- A collection agency must provide with the following information, either while their first contact with you or in writing within five days after the initial contact:
- Amount you owe;
- Name of the creditor; and
- Process to follow if you dispute the bill.
- Each written notice demanding an outstanding bill payment must contain the following information (15 United States Code section 1692g(a)):
- Creditor's name (on the first notice);
- Name, address and telephone number of the collection agency;
- Date the notice was mailed;
- Amount due;
- Employer Contact; and
- A statement that the debt is assumed valid unless consumer notifies collector within 30 days of receipt of notice that the debt is disputed.
- The collection agency may contact your employer, but only for the following reasons:
- To verify your employment.
- To verify your business location.
- To garnish your wages once you have been taken to court and a judgment was entered against you; or
- To find out whether you have medical insurance to cover a medical bill.
- In a situation where an agency is legally contacting your employer to verify your employment or business location or to garnish your wages, the agency must make its inquiry in writing. If the agency receives no response to its written communication within 15 days, the agency may contact your employer by other means.
- A collection agency can contact you at work unless the debt collector knows or has reason to know that your employer prohibits you from receiving such communication. However, if you don't want to be contacted at work, you can request that they not telephone or send you notices at work. However, make your request in writing to protect yourself.
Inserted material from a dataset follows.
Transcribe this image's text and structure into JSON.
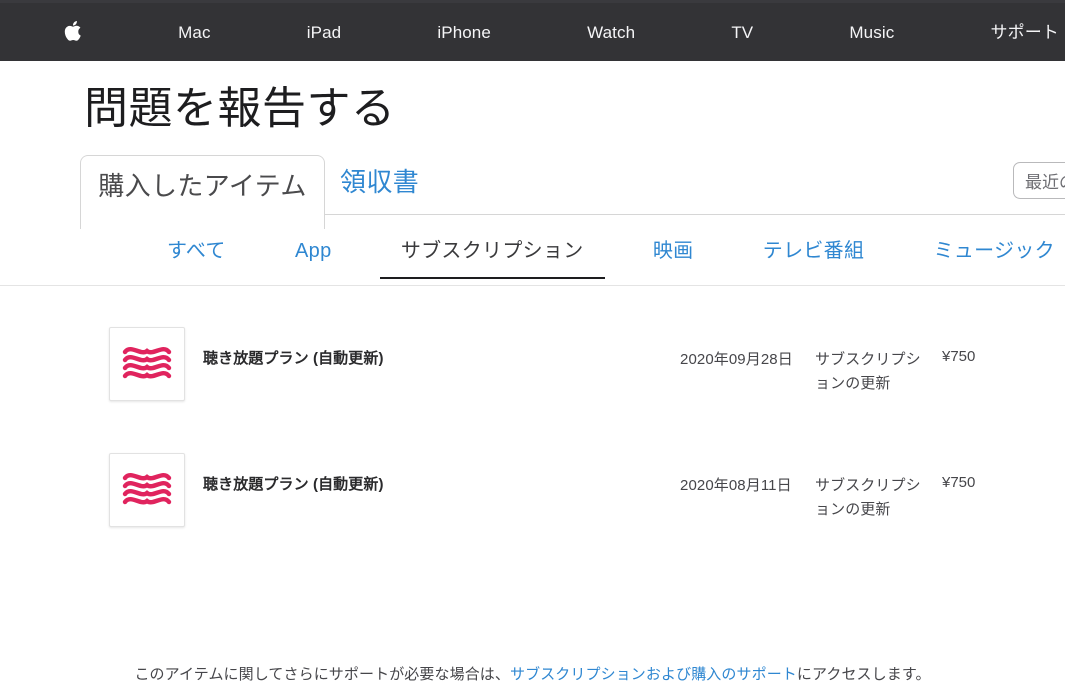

If the agency does send you a notice at work, it must be marked PERSONAL AND CONFIDENTIAL. If you request no further contact at work and the agency is unable to contact you at home, the agency may have not another option but to decide to sue you for the amount of the bill it is collecting (15 United States Code section 1692c(a)(3)).
- You do not have to accept a telephone call from a collection agency unless you agree to it in advance. It is illegal for an agency to misrepresent the purpose of a call in order to trick you into accepting the charges (California Civil Code section 1788.11(c)).
- If you want to stop all sort of communication from the agency, you may request them not to contact you again. This request MUST be in writing. We suggest that you mail it certified and "return receipt requested" so that you have proof of its delivery. Once the agency receives your letter, its employees can only contact you one final time to explain what action they plan to take. After that, contact must stop. Remember, though, that if you request no further contact in any way, you may leave the agency with no choice but to take you to court (15 United States Code section 1692c(c)).
- The collection agency is prohibited from soliciting you to provide a postdated check for "purpose of threatening, or instituting criminal prosecution. If you issue a postdated check, write the word "Postdated" above the date on the check (15 United States Code section 1692f (2), (3) & (4)).
- Similarly, collection agencies cannot use the "Bad Check Law" to recover triple damages for postdated checks that were solicited for the purpose of seeking the statutory penalty provided by California Civil Code section 1719.
- How much the agency is legally entitled to charge you?
- Receive financial compensation for the illegal harassment
- Remove the information from your credit report
- Offer settlements to lower the debt amounts and eliminate interest charges
- Have the collection agency pay our legal fees